THE SINGER WHO GAINED POPULARITY WITHOUT USING WORDS
An American-born, UK-based jazz singer and entertainer, Adelaide Hall was a major figure in the Harlem Renaissance. Her wordless rhythm vocalising introduced what would be known as scat singing.
Hall made her professional debut as a chorus member in Shuffle Along in 1921, a musical which helped establish African American show business. After appearing in Runnin’ Wild, she toured Europe as the star of Chocolate Kiddies. She later appeared on Broadway in Desires of 1927, Town Topics, Blackbirds of 1928, Brown Buddies and Jamaica.
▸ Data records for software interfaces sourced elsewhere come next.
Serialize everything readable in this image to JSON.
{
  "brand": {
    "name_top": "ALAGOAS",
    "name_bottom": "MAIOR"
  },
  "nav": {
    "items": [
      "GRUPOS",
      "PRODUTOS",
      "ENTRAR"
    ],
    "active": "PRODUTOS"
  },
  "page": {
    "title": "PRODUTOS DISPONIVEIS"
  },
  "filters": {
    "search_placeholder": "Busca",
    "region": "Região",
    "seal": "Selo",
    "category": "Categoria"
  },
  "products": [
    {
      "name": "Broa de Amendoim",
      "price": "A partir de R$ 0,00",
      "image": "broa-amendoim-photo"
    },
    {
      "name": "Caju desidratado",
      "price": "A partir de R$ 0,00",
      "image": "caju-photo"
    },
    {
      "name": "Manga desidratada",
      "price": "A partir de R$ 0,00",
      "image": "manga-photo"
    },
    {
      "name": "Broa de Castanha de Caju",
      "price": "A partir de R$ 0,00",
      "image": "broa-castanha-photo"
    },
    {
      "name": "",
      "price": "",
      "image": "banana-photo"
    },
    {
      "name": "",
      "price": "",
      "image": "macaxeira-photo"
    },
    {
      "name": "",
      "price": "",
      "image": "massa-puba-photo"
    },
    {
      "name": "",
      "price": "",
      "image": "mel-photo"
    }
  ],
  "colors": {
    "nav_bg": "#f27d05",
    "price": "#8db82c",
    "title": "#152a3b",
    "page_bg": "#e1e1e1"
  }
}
She will forever be known for her pioneering wordless vocals on Creole Love Call, which she recorded with Duke Ellington in 1927. She arrived in the UK in 1938, where she was so successful and popular, she decided to make it her home. Hall entered the Guinness Book of World Records as the world’s most enduring recording artist in 2003, ten years after her death.